— TASK DIRECTIONS —
Give back every entry below, exactly as written.

____

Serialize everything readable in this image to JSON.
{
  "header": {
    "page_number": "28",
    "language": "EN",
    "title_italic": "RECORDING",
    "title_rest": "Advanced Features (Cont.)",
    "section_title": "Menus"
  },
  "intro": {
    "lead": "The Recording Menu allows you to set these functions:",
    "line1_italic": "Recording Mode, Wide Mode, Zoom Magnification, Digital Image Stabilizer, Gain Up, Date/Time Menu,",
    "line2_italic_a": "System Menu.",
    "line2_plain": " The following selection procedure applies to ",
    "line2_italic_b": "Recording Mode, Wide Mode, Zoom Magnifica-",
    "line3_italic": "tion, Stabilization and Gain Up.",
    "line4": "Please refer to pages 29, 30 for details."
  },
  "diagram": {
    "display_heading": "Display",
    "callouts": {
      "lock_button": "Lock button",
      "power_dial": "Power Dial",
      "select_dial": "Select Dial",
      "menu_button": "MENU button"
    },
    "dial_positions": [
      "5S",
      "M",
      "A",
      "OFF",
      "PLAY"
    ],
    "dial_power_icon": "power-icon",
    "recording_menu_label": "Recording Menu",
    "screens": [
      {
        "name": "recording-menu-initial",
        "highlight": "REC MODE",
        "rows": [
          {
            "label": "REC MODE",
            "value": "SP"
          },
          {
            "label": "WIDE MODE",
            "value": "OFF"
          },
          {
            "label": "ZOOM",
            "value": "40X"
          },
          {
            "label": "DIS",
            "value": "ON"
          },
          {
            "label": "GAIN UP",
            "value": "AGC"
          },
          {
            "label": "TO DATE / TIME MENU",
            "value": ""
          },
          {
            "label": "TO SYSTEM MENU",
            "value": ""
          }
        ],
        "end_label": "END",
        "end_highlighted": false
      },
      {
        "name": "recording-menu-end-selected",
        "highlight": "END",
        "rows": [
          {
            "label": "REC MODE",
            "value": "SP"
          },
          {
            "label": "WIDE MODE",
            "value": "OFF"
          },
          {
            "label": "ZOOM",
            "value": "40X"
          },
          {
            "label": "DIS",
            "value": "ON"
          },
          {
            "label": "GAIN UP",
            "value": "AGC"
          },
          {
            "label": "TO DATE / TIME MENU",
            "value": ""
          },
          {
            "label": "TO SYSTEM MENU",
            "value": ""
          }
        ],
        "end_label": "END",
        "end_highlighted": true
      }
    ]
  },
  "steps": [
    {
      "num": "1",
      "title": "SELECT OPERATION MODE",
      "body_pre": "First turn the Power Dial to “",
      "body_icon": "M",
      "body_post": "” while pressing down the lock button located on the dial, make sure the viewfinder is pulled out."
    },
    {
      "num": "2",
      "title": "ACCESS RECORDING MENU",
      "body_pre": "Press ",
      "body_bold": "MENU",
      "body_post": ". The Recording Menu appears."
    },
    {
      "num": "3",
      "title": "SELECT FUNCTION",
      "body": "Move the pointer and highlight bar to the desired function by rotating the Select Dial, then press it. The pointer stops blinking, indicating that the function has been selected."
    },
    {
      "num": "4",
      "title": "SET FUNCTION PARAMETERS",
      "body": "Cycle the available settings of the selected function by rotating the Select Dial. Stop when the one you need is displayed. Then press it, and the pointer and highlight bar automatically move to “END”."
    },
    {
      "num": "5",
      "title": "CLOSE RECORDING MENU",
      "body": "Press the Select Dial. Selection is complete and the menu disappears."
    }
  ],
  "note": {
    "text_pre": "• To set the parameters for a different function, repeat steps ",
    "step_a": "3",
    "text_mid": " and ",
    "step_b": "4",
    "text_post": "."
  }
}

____

— TASK RESULT —
Serialize everything readable in this image to JSON.
{
  "header": {
    "page_number": "28",
    "language": "EN",
    "title_italic": "RECORDING",
    "title_rest": "Advanced Features (Cont.)",
    "section_title": "Menus"
  },
  "intro": {
    "lead": "The Recording Menu allows you to set these functions:",
    "line1_italic": "Recording Mode, Wide Mode, Zoom Magnification, Digital Image Stabilizer, Gain Up, Date/Time Menu,",
    "line2_italic_a": "System Menu.",
    "line2_plain": " The following selection procedure applies to ",
    "line2_italic_b": "Recording Mode, Wide Mode, Zoom Magnifica-",
    "line3_italic": "tion, Stabilization and Gain Up.",
    "line4": "Please refer to pages 29, 30 for details."
  },
  "diagram": {
    "display_heading": "Display",
    "callouts": {
      "lock_button": "Lock button",
      "power_dial": "Power Dial",
      "select_dial": "Select Dial",
      "menu_button": "MENU button"
    },
    "dial_positions": [
      "5S",
      "M",
      "A",
      "OFF",
      "PLAY"
    ],
    "dial_power_icon": "power-icon",
    "recording_menu_label": "Recording Menu",
    "screens": [
      {
        "name": "recording-menu-initial",
        "highlight": "REC MODE",
        "rows": [
          {
            "label": "REC MODE",
            "value": "SP"
          },
          {
            "label": "WIDE MODE",
            "value": "OFF"
          },
          {
            "label": "ZOOM",
            "value": "40X"
          },
          {
            "label": "DIS",
            "value": "ON"
          },
          {
            "label": "GAIN UP",
            "value": "AGC"
          },
          {
            "label": "TO DATE / TIME MENU",
            "value": ""
          },
          {
            "label": "TO SYSTEM MENU",
            "value": ""
          }
        ],
        "end_label": "END",
        "end_highlighted": false
      },
      {
        "name": "recording-menu-end-selected",
        "highlight": "END",
        "rows": [
          {
            "label": "REC MODE",
            "value": "SP"
          },
          {
            "label": "WIDE MODE",
            "value": "OFF"
          },
          {
            "label": "ZOOM",
            "value": "40X"
          },
          {
            "label": "DIS",
            "value": "ON"
          },
          {
            "label": "GAIN UP",
            "value": "AGC"
          },
          {
            "label": "TO DATE / TIME MENU",
            "value": ""
          },
          {
            "label": "TO SYSTEM MENU",
            "value": ""
          }
        ],
        "end_label": "END",
        "end_highlighted": true
      }
    ]
  },
  "steps": [
    {
      "num": "1",
      "title": "SELECT OPERATION MODE",
      "body_pre": "First turn the Power Dial to “",
      "body_icon": "M",
      "body_post": "” while pressing down the lock button located on the dial, make sure the viewfinder is pulled out."
    },
    {
      "num": "2",
      "title": "ACCESS RECORDING MENU",
      "body_pre": "Press ",
      "body_bold": "MENU",
      "body_post": ". The Recording Menu appears."
    },
    {
      "num": "3",
      "title": "SELECT FUNCTION",
      "body": "Move the pointer and highlight bar to the desired function by rotating the Select Dial, then press it. The pointer stops blinking, indicating that the function has been selected."
    },
    {
      "num": "4",
      "title": "SET FUNCTION PARAMETERS",
      "body": "Cycle the available settings of the selected function by rotating the Select Dial. Stop when the one you need is displayed. Then press it, and the pointer and highlight bar automatically move to “END”."
    },
    {
      "num": "5",
      "title": "CLOSE RECORDING MENU",
      "body": "Press the Select Dial. Selection is complete and the menu disappears."
    }
  ],
  "note": {
    "text_pre": "• To set the parameters for a different function, repeat steps ",
    "step_a": "3",
    "text_mid": " and ",
    "step_b": "4",
    "text_post": "."
  }
}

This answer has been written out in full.